Thomas Ligotti is a truly unusual author. He has a fascination with "weird fiction," with the unknowable, the macabre. This is paired with a knack for eloquent word-poetry, intelligence and complexity, and a sense of the chillingly unusual. When I finish reading several Ligotti stories, I find that the world looks different. The colors aren't quite right any more, or the angles, or maybe people seem a little darker, a little stranger.
I have several books of Ligotti stories and Noctuary is my favorite. I have often wondered why, and the answer I eventually came to is that most of the stories in here are shorter than those in other books. The longest one is less than 40 pages, and many are only two or three pages long. As much as I love all of Ligotti's writing, he's at his best when he writes in short chunks. Otherwise I find his writing sometimes drags a little.
Ligotti's work is not for everyone. If you don't like the weird or the macabre, you won't enjoy his work.
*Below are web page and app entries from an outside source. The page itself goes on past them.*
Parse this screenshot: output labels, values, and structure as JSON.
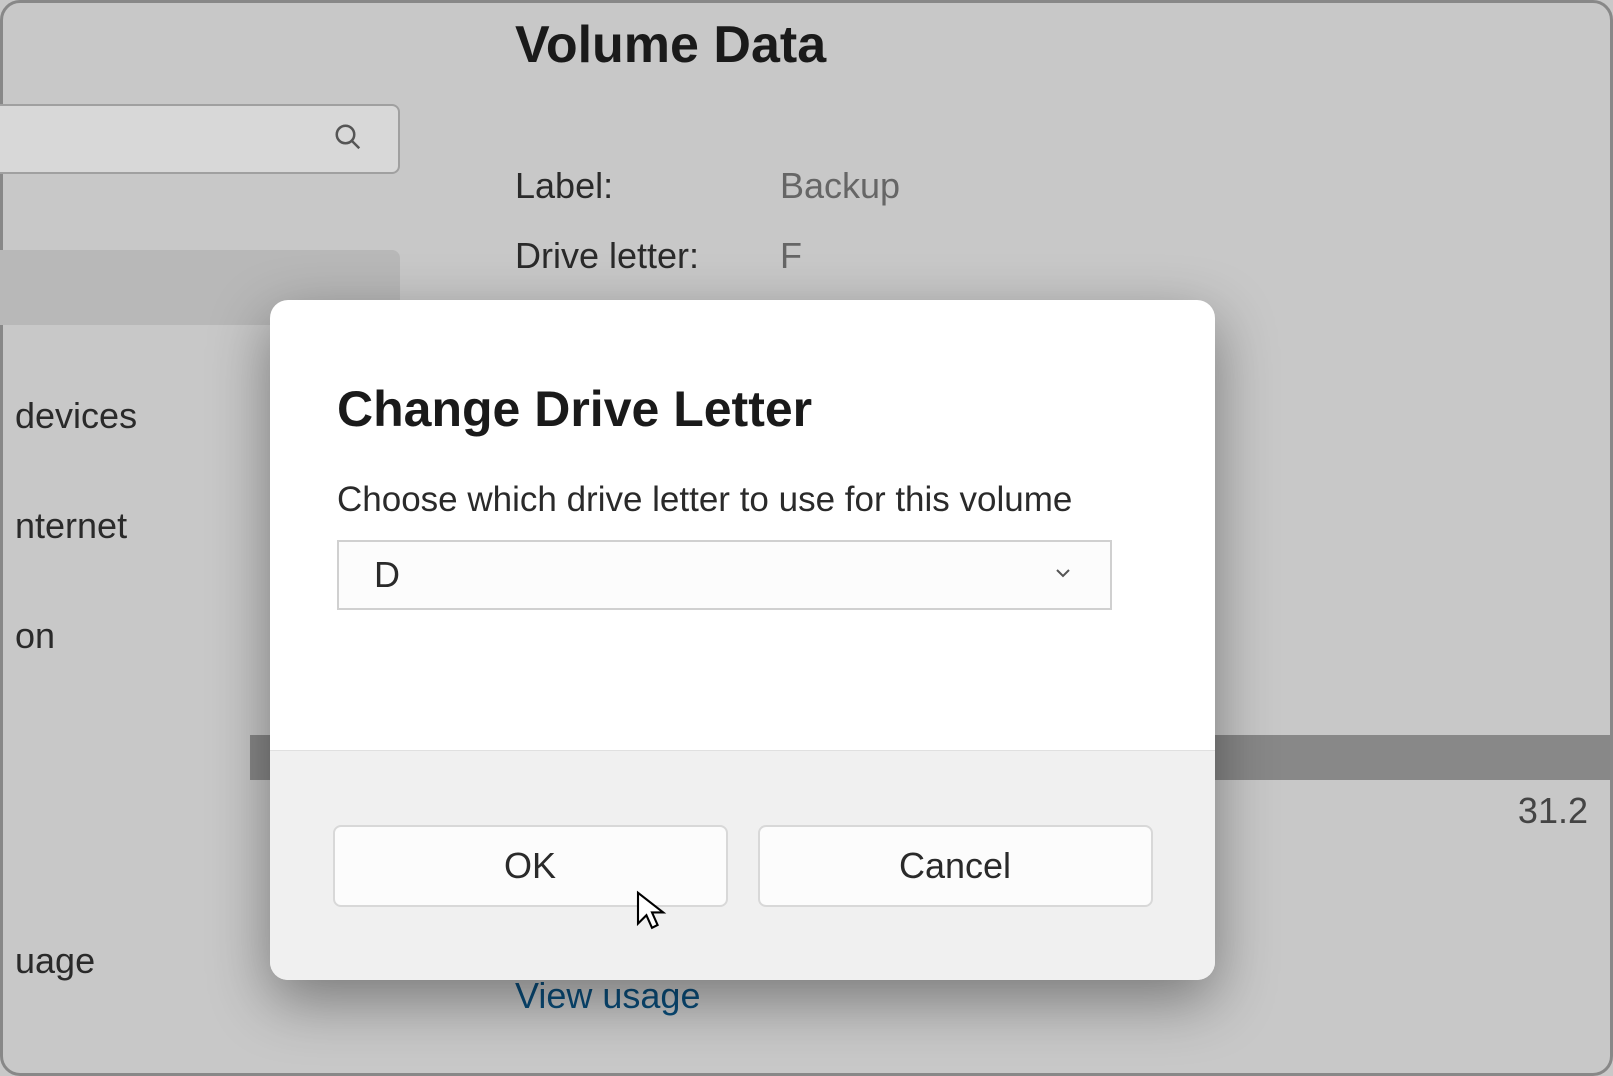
{
  "page": {
    "title": "Volume Data",
    "label_field": "Label:",
    "label_value": "Backup",
    "drive_letter_field": "Drive letter:",
    "drive_letter_value": "F",
    "view_usage_link": "View usage",
    "bg_number": "31.2"
  },
  "sidebar": {
    "item_devices": "devices",
    "item_internet": "nternet",
    "item_on": "on",
    "item_uage": "uage"
  },
  "dialog": {
    "title": "Change Drive Letter",
    "subtitle": "Choose which drive letter to use for this volume",
    "selected_value": "D",
    "ok_label": "OK",
    "cancel_label": "Cancel"
  }
}
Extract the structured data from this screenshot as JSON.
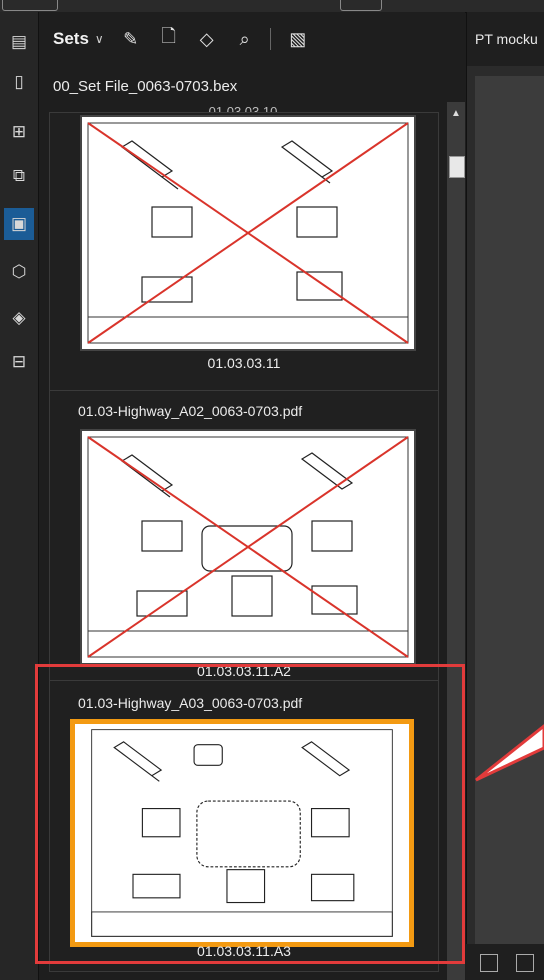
{
  "toolbar_icons": {
    "left": [
      "document-icon",
      "book-icon",
      "grid-icon",
      "markup-icon",
      "sets-icon",
      "cube-icon",
      "layers-icon",
      "toolbox-icon"
    ],
    "header": [
      "edit-set-icon",
      "add-file-icon",
      "tag-icon",
      "search-set-icon",
      "compare-icon"
    ]
  },
  "panel": {
    "title": "Sets",
    "file_name": "00_Set File_0063-0703.bex",
    "cropped_top_label": "01.03.03.10"
  },
  "cards": [
    {
      "title": "",
      "label": "01.03.03.11",
      "crossed": true,
      "selected": false
    },
    {
      "title": "01.03-Highway_A02_0063-0703.pdf",
      "label": "01.03.03.11.A2",
      "crossed": true,
      "selected": false
    },
    {
      "title": "01.03-Highway_A03_0063-0703.pdf",
      "label": "01.03.03.11.A3",
      "crossed": false,
      "selected": true
    }
  ],
  "viewer": {
    "tab_title": "PT mocku"
  },
  "colors": {
    "accent": "#1b5c96",
    "selected_border": "#f39a12",
    "highlight": "#e23b3b",
    "cross": "#d9342b"
  }
}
If you prefer your stories to be normal, with a beginning, middle and end, all wrapped up in a neat little ribbon, then this is not for you. If you prefer your world to be its same, comfortable self when you close your books - don't read a word of Ligotti. Ligotti's style is definitely not for everyone. He hands us phrases that no one but he would conceive of, that almost cannot help but elicit a shudder:
"We witness the scene and, with what remains of our mouths, we smile."
But for those of us who enjoy it, it is a dread and harrowing pleasure - one that I would not give up. My only regret is that Ligotti is not a more prolific author.